What you have to do – For each line in the records that contains "prueba", make a copy.

*** Data under study ***

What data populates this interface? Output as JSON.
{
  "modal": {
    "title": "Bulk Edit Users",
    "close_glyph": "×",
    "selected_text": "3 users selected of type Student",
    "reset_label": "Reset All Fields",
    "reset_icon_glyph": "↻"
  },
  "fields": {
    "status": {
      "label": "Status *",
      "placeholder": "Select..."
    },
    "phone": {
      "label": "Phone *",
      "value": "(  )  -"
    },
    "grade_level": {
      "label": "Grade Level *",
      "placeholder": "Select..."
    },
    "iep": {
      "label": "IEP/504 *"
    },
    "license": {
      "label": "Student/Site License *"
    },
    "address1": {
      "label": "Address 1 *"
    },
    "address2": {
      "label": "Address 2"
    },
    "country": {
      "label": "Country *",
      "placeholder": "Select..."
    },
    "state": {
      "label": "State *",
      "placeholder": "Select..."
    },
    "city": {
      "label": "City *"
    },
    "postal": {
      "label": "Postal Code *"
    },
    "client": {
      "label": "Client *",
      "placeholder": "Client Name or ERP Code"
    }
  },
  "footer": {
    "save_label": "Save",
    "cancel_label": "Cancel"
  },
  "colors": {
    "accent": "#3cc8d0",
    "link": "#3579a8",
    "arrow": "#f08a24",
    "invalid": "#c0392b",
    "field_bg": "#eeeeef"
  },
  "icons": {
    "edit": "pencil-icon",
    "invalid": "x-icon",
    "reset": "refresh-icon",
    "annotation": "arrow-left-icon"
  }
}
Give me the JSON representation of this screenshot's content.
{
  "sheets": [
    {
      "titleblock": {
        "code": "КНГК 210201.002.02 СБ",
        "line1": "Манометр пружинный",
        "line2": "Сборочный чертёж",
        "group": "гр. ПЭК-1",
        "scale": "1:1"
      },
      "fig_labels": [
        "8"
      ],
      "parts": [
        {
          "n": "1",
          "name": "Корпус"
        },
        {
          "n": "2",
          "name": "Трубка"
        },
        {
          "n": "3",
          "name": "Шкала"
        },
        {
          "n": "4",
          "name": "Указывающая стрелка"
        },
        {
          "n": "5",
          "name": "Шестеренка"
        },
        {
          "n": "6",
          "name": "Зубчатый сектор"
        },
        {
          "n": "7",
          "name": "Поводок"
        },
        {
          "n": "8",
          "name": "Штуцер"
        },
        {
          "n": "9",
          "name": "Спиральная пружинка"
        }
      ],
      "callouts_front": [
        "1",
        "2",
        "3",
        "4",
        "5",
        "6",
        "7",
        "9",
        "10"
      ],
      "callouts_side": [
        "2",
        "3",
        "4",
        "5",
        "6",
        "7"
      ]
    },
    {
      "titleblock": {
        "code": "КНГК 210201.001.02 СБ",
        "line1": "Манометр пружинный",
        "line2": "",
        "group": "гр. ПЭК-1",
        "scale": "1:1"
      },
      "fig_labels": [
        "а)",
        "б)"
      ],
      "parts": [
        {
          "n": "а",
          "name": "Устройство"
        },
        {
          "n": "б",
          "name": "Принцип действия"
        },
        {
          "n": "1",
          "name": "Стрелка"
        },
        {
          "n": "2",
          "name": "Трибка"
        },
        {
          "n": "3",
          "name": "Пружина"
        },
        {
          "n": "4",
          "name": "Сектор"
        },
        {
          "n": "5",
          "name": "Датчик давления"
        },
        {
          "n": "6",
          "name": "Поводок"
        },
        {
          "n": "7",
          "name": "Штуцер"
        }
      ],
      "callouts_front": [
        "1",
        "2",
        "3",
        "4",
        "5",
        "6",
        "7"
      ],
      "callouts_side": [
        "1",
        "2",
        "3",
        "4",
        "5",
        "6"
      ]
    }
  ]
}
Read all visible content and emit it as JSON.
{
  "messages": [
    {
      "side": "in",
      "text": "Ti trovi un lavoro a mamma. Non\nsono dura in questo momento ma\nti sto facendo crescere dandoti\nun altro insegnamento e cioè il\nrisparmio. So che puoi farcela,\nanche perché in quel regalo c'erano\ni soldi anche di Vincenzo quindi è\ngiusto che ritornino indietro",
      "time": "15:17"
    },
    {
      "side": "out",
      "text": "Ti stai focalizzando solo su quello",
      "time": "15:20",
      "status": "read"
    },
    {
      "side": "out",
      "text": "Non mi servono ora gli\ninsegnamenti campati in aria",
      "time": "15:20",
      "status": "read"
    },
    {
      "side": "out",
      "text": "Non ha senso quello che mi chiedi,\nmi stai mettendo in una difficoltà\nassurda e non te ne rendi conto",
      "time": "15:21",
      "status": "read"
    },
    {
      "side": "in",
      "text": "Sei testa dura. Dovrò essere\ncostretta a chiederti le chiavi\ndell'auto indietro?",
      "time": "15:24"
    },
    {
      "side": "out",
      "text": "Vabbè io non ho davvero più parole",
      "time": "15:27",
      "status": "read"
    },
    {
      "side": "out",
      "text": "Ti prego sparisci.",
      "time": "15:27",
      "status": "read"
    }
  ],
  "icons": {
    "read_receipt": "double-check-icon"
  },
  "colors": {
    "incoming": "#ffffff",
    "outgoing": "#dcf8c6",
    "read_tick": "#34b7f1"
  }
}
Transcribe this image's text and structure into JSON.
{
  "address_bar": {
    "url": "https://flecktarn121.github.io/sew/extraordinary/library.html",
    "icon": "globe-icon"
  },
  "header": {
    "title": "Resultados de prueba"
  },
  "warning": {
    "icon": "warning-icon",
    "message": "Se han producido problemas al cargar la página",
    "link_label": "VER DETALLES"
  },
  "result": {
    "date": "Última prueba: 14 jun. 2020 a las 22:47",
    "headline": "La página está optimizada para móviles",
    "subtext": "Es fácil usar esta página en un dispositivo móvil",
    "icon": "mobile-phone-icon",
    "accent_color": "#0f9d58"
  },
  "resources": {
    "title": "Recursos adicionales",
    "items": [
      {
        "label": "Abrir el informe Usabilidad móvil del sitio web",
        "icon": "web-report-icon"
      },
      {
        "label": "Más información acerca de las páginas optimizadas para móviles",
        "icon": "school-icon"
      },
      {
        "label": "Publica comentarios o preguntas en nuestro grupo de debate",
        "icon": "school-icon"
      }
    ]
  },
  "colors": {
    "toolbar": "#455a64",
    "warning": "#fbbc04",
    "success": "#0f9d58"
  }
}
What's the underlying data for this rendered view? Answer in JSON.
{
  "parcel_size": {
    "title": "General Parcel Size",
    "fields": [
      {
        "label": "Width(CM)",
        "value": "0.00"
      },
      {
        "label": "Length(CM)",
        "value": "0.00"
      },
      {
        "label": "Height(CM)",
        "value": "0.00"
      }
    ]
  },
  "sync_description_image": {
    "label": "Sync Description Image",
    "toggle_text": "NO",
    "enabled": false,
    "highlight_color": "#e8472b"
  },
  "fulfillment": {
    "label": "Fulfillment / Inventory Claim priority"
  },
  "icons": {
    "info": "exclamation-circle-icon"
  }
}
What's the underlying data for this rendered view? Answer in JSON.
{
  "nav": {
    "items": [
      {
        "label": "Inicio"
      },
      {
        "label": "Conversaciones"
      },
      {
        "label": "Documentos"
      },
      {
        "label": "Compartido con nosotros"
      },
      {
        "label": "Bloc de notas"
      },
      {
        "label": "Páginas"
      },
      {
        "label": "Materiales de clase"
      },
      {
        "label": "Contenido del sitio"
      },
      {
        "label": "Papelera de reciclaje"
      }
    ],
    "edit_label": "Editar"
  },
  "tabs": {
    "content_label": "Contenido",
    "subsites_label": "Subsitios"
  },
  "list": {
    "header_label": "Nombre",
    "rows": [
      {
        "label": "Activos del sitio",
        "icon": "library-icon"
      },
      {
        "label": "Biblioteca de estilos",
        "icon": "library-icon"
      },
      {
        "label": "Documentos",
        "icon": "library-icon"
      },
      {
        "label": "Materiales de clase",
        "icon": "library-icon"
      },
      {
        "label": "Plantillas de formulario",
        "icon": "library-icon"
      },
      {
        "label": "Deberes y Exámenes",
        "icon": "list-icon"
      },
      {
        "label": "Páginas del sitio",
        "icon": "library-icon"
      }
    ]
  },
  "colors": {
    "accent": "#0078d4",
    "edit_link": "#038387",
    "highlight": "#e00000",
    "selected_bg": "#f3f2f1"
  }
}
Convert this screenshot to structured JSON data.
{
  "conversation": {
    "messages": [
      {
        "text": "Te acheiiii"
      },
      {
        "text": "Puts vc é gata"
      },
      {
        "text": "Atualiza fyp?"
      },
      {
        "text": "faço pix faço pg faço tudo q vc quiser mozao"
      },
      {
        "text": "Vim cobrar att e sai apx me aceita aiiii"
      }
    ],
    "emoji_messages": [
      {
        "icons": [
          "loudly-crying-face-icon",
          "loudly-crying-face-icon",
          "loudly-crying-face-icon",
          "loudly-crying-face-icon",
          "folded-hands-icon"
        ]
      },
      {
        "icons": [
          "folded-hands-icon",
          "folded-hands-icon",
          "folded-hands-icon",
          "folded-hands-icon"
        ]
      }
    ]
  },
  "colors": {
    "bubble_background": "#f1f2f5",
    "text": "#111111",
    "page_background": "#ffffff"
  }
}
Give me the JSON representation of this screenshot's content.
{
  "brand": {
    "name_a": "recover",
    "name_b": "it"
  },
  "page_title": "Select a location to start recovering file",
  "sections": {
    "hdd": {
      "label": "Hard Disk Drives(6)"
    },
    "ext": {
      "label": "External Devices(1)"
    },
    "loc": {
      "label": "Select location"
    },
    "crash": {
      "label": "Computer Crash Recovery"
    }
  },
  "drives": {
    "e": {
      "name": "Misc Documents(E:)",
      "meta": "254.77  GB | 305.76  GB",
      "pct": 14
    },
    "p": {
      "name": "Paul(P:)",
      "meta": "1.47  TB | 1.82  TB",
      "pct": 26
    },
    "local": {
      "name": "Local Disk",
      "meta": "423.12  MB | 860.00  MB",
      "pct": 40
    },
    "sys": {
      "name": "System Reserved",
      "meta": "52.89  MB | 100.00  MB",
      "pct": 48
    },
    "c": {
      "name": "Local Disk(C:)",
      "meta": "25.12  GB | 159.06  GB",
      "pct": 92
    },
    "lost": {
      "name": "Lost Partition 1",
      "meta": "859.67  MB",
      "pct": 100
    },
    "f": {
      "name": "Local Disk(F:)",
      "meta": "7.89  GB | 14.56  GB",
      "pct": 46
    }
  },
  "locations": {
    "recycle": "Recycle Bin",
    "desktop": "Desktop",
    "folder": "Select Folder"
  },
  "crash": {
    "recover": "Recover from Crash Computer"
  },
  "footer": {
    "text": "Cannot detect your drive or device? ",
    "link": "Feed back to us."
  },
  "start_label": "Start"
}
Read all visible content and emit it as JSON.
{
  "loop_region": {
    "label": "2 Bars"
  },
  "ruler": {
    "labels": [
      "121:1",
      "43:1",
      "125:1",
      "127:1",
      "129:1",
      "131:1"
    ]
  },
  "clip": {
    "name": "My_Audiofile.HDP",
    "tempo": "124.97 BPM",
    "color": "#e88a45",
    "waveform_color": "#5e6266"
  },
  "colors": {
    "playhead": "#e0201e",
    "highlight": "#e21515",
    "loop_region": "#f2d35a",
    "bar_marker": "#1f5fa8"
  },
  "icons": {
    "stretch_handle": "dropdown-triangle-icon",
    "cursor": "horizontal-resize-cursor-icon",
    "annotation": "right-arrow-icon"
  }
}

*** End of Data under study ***

Response –
    "title": "Resultados de prueba"
    "date": "Última prueba: 14 jun. 2020 a las 22:47",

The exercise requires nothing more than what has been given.